It is important to remember that there is no single right choice here. The laptop that best suits your college experience depends on what you are doing in college. A master English with long reading lists and a lot of writing work could be better with an iPad and a nice keyboard for accessories. The chief computer scientist who needs to compile the software or run Linux will need a laptop that they can deal with.
However, here are some basic metrics to keep in mind with laptops:
- Windows: If you are buying a Windows machine, your main processor options are Intel and AMD. Both will work, each with different strengths and weaknesses. For a more complete guide to the differences, see our complete guide to buying a laptop.
- Chromebooks: These browser-based machines use half a dozen different processors, which you’ve probably never heard of. There is a reason for this: these processors are slow. My recommendation when buying a Chromebook is to go with a more powerful processor if you can afford it. The Core m3 chip is the best choice for most students. If you want a more powerful machine, safe in the future, get an i3 or i5 chip. There are also ARM-based Chromebooks, such as the Lenovo Duet. They are not as fast as Intel Core chips, but in most cases they are quite sufficient for workloads in colleges.
- macOS: Apple now produces its own processors, especially the M1 chip found in the MacBook Air shown above. Although Apple still sells Intel-based MacBooks, we suggest sticking to the M1 chip. In the future, Apple software will be optimized for the M1, and Intel-based systems are likely to remain lagging behind.
No matter which OS you choose, the minimum amount of RAM you want on your laptop is 8 gigabytes. That’s enough memory to make your computer feel fast even if it’s running under load. So much RAM will also take time for the machine to last longer. If you can afford it – especially if you plan to edit photos or videos as part of your course – go for 16 gigabytes.
The screens are very different, but do not fit in anything less than 1080p. For a 13-inch laptop, 1080p is sharp enough. If you go with a larger laptop, 2.5K or even 4K screens will really improve the viewing experience. If you’re trying to play games, be sure to get something with a faster refresh rate – 144 Hz works, but 240 Hz is where you really start to get those massive smooth graphics.
Weight and battery
Don’t forget to drag this thing around campus. It is possible to drag you by the back for 8 hours or more. While 1 pound may not seem like much to you, at the end of a long day of walking you will notice a difference between a 3 and 4 pound laptop. Trust me. Also, maybe choose a nice bag to carry your computer.

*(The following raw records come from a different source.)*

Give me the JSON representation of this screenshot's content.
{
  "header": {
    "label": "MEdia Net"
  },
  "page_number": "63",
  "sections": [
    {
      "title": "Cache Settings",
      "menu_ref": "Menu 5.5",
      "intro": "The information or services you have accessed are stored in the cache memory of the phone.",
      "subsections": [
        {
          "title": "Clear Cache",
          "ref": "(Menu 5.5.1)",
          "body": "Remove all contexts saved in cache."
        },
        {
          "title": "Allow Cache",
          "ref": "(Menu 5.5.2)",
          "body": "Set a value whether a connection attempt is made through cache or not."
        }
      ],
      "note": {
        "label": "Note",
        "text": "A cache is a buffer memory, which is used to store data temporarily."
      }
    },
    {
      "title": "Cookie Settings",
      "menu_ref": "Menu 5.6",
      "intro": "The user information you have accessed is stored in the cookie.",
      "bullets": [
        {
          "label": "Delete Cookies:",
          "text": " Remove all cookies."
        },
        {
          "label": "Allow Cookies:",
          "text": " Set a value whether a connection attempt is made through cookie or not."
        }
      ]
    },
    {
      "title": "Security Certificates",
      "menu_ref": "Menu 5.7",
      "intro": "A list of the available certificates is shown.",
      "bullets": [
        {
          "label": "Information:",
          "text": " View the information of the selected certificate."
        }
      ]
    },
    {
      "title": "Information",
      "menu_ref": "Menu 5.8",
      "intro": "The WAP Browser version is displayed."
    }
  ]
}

Similarly, battery life is very important when you are (potentially) away from a wall outlet for an extended period of time. Whatever you end up getting, make sure it can last at least 8 hours under actual use — browsing the web, editing documents, writing emails, and taking notes.